**What to produce**. Filter the data for lines with the word "Corte" and copy those lines.

**Information given**.
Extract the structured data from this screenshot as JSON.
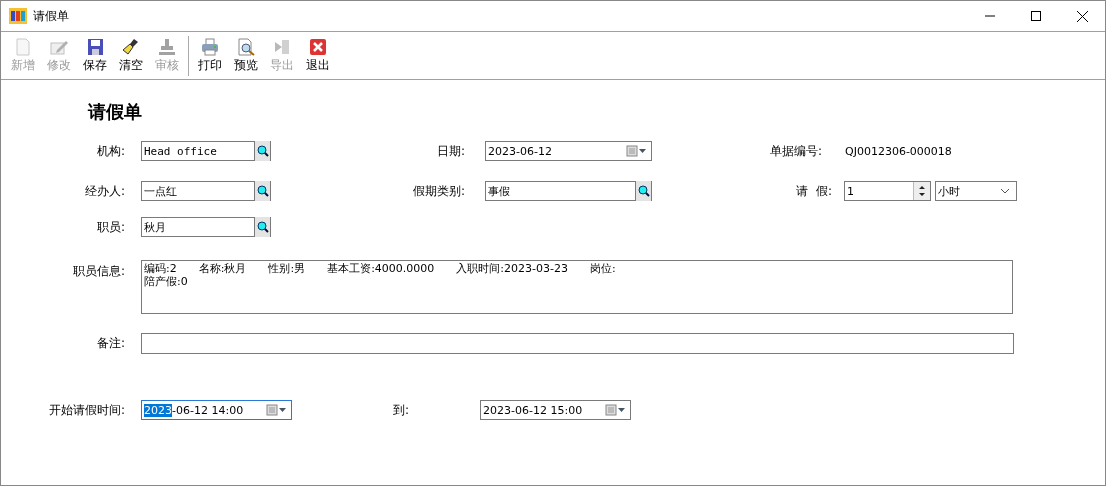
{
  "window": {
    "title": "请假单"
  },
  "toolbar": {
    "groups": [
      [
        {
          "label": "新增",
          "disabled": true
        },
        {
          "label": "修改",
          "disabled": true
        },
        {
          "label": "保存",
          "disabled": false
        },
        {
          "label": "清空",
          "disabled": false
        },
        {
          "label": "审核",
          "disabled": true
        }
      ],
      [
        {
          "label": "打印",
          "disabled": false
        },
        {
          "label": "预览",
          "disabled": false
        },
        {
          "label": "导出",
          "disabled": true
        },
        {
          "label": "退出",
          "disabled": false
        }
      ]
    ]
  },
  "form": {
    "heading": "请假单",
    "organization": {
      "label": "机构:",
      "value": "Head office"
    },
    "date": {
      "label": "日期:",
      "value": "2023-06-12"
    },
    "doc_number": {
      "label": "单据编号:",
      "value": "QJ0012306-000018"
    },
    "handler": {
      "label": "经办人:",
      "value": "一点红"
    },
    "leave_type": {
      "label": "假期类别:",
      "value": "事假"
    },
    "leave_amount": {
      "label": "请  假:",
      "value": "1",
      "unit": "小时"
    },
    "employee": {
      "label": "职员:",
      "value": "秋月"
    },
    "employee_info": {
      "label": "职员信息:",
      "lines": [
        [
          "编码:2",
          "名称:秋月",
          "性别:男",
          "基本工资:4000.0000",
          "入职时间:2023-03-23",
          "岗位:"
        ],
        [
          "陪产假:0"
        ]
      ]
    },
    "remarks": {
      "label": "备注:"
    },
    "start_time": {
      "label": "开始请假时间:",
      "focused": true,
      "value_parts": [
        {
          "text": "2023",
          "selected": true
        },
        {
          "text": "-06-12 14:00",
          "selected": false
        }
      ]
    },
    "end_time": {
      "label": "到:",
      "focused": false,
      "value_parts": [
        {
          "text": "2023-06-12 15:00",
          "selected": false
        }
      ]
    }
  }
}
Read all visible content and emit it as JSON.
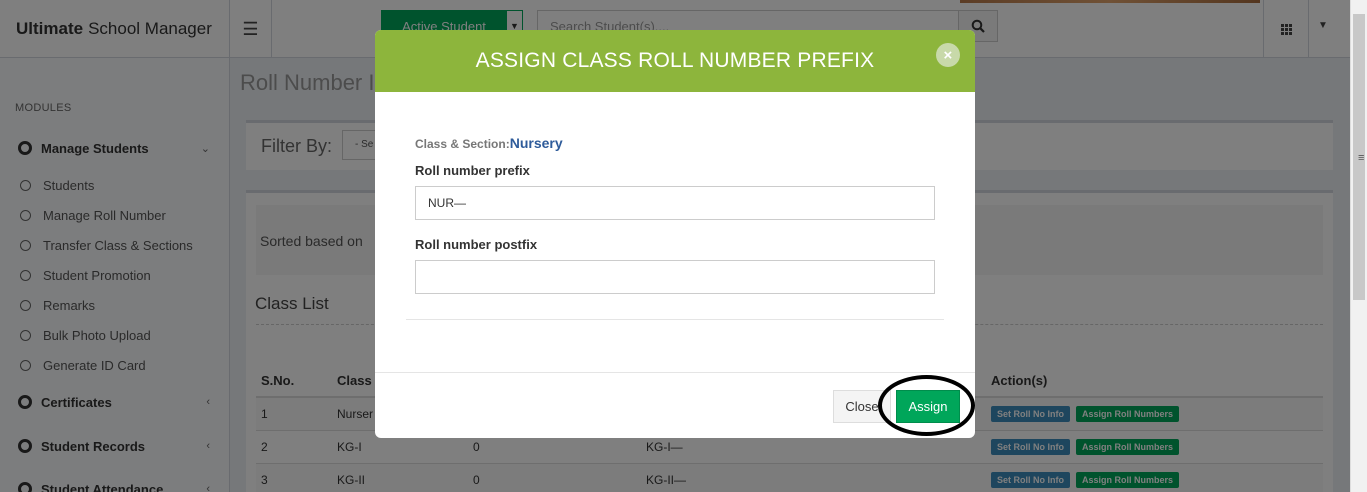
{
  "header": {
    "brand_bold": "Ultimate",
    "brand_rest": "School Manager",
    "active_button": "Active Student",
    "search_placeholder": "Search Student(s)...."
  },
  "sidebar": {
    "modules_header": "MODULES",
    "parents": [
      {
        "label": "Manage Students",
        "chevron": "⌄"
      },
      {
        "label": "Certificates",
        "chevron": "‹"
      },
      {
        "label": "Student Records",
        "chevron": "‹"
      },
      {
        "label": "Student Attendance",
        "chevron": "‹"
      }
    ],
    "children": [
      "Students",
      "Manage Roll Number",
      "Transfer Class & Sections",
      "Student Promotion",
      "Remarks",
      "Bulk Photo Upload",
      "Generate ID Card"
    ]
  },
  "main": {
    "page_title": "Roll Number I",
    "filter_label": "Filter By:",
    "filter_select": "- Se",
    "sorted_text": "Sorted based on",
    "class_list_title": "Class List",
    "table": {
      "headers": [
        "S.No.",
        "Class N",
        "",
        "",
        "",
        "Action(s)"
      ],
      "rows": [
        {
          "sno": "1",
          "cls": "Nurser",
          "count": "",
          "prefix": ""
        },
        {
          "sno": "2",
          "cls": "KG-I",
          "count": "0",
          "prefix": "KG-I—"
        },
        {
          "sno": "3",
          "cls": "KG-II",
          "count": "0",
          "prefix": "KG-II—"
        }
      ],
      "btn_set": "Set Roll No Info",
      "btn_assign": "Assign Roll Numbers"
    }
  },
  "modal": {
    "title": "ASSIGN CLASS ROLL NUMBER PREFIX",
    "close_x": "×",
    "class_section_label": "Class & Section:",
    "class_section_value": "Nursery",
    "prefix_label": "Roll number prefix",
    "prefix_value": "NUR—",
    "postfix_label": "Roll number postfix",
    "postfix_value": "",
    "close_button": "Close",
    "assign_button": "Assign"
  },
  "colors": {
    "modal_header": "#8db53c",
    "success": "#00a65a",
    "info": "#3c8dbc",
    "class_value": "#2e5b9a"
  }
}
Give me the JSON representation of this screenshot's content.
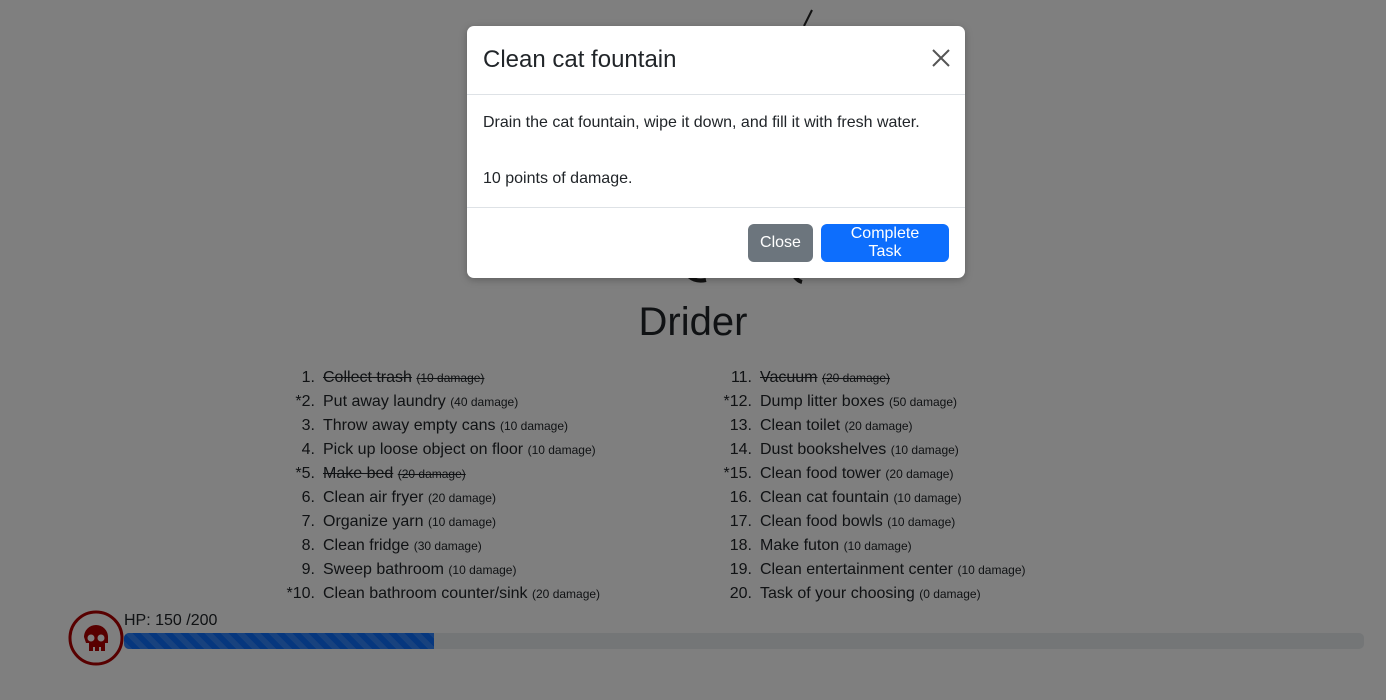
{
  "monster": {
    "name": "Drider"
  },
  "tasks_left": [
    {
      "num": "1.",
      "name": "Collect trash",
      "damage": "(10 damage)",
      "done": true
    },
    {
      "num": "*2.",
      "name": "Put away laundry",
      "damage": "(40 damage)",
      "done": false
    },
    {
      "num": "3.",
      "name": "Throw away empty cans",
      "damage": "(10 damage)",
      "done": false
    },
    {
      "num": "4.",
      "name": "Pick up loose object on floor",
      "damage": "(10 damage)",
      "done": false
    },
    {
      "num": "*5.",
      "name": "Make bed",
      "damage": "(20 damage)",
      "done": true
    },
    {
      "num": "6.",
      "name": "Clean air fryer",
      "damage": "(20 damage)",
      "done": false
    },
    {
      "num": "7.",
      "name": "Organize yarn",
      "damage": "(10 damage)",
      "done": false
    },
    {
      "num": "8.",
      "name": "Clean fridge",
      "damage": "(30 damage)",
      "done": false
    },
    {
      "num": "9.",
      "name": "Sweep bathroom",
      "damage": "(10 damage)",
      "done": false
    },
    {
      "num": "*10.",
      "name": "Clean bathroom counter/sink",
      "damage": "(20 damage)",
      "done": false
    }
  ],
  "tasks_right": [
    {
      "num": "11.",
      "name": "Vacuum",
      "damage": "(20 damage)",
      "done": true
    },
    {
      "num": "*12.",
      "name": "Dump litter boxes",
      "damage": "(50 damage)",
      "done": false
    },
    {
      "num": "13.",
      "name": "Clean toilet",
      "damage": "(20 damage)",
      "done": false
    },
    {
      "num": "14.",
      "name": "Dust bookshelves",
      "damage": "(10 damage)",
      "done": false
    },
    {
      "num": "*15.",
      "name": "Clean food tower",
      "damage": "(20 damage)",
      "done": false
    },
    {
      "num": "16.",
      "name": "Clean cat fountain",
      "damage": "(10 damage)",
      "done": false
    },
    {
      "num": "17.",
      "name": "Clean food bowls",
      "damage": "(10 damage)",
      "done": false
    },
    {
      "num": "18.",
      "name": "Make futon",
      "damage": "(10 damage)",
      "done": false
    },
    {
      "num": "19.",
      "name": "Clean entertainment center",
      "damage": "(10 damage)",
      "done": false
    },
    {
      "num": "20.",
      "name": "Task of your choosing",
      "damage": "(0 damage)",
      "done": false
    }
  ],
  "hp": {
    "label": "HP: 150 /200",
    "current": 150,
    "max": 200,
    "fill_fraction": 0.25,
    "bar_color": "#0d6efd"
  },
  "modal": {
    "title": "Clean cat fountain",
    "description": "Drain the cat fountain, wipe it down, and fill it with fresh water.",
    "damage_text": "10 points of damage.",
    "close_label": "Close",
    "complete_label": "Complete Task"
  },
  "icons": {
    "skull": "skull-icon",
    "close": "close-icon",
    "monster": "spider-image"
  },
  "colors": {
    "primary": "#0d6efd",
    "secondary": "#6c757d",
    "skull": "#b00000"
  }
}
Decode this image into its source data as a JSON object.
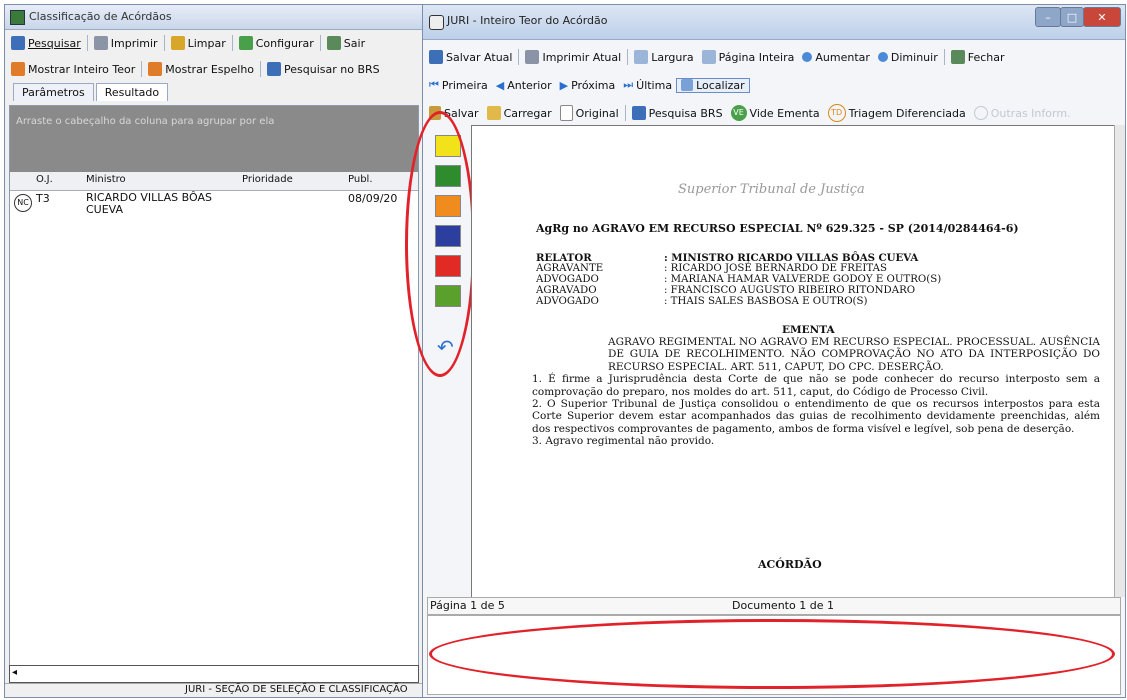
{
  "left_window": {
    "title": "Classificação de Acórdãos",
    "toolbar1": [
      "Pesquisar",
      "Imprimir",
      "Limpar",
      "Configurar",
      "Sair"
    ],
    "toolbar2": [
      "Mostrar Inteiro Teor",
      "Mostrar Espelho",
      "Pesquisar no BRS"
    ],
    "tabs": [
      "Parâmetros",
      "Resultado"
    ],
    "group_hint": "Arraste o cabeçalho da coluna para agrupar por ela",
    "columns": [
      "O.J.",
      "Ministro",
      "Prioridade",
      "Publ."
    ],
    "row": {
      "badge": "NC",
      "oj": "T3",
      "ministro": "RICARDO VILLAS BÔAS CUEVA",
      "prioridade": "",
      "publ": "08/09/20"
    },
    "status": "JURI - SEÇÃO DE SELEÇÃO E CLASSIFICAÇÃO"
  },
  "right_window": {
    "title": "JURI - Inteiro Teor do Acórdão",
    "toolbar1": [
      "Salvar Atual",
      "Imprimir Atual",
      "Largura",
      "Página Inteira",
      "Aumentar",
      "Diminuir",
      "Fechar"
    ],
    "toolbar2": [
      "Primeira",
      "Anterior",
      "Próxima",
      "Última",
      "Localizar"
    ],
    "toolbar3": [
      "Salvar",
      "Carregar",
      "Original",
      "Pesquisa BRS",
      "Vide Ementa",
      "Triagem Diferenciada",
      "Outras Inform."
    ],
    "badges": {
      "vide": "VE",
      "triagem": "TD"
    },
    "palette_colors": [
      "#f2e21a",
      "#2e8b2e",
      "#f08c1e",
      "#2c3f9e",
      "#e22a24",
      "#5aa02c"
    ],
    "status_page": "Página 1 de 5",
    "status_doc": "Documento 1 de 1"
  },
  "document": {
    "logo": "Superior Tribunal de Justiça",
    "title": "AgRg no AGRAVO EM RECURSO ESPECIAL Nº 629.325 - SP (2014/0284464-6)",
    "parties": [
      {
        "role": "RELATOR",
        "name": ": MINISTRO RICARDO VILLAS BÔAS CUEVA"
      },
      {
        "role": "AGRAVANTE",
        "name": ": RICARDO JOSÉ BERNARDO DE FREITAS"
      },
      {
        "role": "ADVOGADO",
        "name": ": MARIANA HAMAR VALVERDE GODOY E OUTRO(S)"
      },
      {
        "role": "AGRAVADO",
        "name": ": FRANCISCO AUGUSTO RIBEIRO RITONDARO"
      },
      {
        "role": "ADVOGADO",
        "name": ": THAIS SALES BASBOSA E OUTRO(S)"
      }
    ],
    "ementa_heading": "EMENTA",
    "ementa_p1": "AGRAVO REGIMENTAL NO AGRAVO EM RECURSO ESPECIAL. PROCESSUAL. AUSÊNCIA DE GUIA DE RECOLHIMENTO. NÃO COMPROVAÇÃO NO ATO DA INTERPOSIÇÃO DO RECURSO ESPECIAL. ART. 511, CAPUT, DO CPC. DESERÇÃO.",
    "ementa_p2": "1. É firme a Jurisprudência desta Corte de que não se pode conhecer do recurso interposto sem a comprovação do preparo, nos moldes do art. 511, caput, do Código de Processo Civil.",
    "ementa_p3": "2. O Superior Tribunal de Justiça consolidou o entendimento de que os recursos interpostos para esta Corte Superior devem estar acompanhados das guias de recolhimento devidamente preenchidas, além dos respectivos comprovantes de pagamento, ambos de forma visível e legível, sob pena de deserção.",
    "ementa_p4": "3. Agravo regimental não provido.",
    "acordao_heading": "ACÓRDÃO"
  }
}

**Finished exercise**.
    "ementa_p2": "1. É firme a Jurisprudência desta Corte de que não se pode conhecer do recurso interposto sem a comprovação do preparo, nos moldes do art. 511, caput, do Código de Processo Civil.",
    "ementa_p3": "2. O Superior Tribunal de Justiça consolidou o entendimento de que os recursos interpostos para esta Corte Superior devem estar acompanhados das guias de recolhimento devidamente preenchidas, além dos respectivos comprovantes de pagamento, ambos de forma visível e legível, sob pena de deserção.",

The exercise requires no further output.